START Record excerpts
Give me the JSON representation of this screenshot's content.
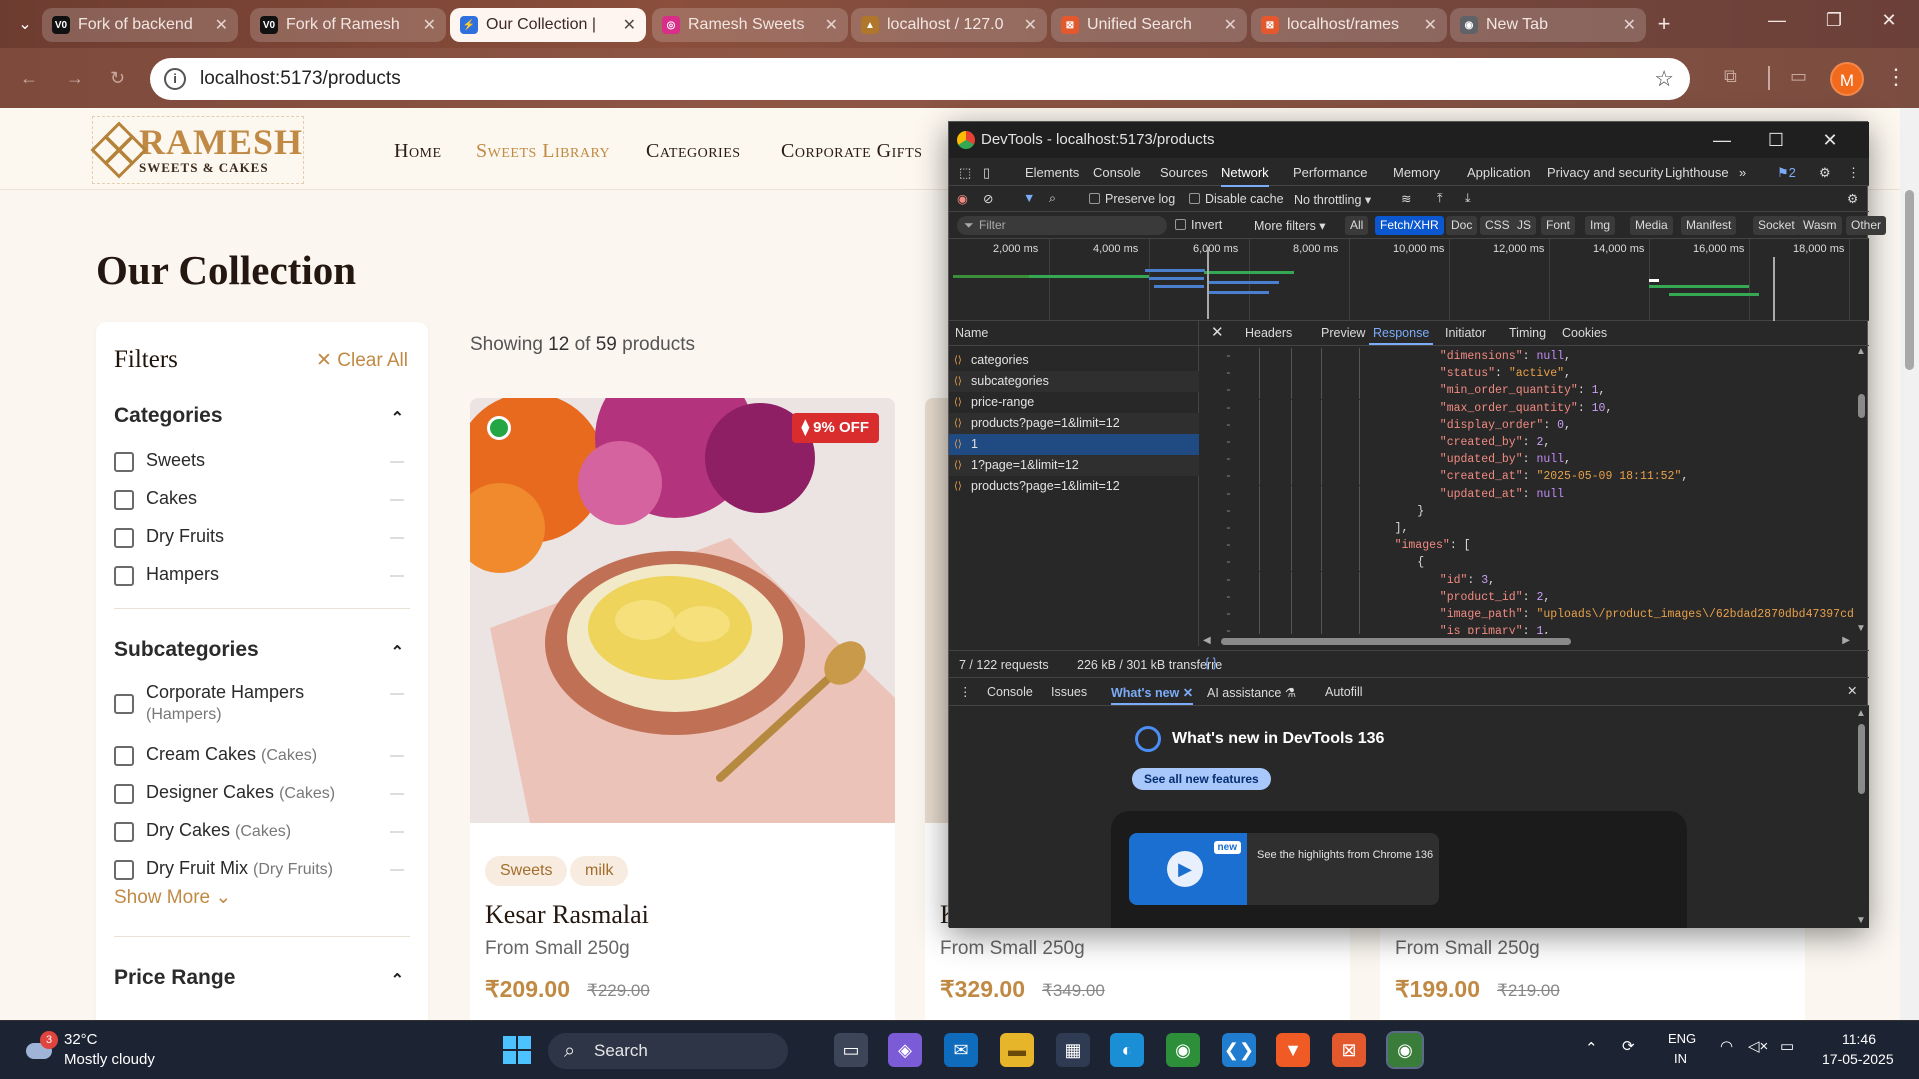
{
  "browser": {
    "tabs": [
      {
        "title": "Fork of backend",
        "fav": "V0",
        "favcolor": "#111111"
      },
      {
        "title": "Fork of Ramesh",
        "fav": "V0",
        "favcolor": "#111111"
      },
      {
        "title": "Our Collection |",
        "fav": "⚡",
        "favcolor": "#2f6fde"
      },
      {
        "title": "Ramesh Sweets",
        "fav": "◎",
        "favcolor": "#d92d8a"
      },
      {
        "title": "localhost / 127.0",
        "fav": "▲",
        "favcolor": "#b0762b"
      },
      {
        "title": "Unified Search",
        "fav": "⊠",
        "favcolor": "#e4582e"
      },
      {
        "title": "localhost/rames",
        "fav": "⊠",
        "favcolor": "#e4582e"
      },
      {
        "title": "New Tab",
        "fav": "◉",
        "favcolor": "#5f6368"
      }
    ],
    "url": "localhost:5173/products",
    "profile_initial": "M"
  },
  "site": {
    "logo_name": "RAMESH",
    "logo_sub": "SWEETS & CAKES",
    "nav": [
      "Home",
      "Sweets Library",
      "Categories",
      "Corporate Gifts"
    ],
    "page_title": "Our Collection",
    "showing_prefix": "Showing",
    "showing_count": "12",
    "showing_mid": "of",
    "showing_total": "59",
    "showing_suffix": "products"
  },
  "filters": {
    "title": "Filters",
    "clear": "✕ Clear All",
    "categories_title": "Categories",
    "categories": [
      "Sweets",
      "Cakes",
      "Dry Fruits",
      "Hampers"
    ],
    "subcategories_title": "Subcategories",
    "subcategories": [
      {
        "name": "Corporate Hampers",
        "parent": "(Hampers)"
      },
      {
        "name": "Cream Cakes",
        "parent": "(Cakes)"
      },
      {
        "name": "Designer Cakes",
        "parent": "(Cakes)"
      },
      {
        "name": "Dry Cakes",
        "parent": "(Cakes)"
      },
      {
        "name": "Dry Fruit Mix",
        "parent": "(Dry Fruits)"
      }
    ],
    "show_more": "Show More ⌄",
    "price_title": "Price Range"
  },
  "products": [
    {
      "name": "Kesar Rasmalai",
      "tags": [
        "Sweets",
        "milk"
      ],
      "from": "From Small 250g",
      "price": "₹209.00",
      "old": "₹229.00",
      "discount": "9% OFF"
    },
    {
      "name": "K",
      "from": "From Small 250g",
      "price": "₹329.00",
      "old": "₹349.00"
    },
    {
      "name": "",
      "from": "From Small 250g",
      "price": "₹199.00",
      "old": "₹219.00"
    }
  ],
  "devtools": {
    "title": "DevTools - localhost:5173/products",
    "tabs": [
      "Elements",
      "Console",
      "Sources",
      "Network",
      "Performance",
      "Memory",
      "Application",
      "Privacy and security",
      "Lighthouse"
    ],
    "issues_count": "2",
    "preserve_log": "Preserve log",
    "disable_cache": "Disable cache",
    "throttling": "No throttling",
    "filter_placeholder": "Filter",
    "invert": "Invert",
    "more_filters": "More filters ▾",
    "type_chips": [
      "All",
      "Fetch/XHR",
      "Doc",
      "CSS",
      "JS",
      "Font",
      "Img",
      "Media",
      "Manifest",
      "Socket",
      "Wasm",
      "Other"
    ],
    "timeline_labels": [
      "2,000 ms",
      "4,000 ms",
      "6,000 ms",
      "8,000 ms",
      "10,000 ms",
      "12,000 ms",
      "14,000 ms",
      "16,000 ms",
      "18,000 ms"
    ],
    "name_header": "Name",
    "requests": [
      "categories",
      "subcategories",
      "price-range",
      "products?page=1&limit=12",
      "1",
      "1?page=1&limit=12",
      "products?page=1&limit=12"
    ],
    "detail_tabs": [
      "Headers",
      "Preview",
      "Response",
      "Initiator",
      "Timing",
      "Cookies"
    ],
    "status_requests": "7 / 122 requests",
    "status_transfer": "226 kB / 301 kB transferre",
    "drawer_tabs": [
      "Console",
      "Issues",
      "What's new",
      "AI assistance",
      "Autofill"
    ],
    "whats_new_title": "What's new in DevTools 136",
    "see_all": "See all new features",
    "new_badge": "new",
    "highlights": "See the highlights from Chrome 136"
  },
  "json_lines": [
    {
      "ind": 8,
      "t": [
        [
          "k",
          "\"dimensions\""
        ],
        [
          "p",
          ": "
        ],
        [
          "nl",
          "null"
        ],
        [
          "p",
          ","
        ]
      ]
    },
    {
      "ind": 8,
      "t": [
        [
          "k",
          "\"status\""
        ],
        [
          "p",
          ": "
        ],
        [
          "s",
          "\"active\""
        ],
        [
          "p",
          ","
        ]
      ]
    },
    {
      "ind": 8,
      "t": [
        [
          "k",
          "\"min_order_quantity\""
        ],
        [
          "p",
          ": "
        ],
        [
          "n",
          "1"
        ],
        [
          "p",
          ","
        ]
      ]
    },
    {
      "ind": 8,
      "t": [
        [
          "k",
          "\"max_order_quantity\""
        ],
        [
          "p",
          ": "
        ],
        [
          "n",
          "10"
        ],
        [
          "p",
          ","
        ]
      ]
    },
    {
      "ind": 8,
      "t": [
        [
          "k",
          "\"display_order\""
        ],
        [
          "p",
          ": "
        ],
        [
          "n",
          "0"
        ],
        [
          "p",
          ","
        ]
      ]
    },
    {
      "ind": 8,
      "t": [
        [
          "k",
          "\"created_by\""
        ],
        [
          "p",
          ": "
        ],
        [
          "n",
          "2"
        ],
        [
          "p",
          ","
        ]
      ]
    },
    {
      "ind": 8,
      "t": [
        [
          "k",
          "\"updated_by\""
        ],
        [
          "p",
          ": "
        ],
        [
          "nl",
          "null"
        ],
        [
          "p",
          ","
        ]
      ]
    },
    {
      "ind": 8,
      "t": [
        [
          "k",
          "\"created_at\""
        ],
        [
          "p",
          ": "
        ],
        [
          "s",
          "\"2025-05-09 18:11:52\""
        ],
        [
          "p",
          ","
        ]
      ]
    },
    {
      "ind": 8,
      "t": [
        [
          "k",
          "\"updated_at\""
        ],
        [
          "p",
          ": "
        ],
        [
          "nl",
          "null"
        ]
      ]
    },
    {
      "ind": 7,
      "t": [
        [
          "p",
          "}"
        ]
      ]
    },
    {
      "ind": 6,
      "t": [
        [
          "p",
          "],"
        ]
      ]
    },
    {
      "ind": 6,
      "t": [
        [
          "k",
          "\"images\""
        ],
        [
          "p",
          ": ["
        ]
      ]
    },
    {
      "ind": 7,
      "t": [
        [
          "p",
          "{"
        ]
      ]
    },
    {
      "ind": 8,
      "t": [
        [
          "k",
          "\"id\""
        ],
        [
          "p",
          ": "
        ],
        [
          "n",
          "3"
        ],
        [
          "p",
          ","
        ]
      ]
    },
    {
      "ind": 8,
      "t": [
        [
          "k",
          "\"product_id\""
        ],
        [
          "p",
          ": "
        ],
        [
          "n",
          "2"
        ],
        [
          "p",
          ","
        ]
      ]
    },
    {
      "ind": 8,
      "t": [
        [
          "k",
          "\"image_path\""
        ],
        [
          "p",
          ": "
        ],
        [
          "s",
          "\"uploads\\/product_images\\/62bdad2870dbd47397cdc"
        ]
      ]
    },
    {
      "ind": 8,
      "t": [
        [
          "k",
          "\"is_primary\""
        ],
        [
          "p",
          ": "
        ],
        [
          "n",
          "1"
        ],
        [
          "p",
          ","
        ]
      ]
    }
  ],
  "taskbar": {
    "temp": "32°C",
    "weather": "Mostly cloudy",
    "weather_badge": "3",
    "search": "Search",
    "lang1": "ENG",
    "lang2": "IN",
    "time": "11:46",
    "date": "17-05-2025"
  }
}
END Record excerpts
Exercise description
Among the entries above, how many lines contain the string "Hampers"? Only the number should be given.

Response area
3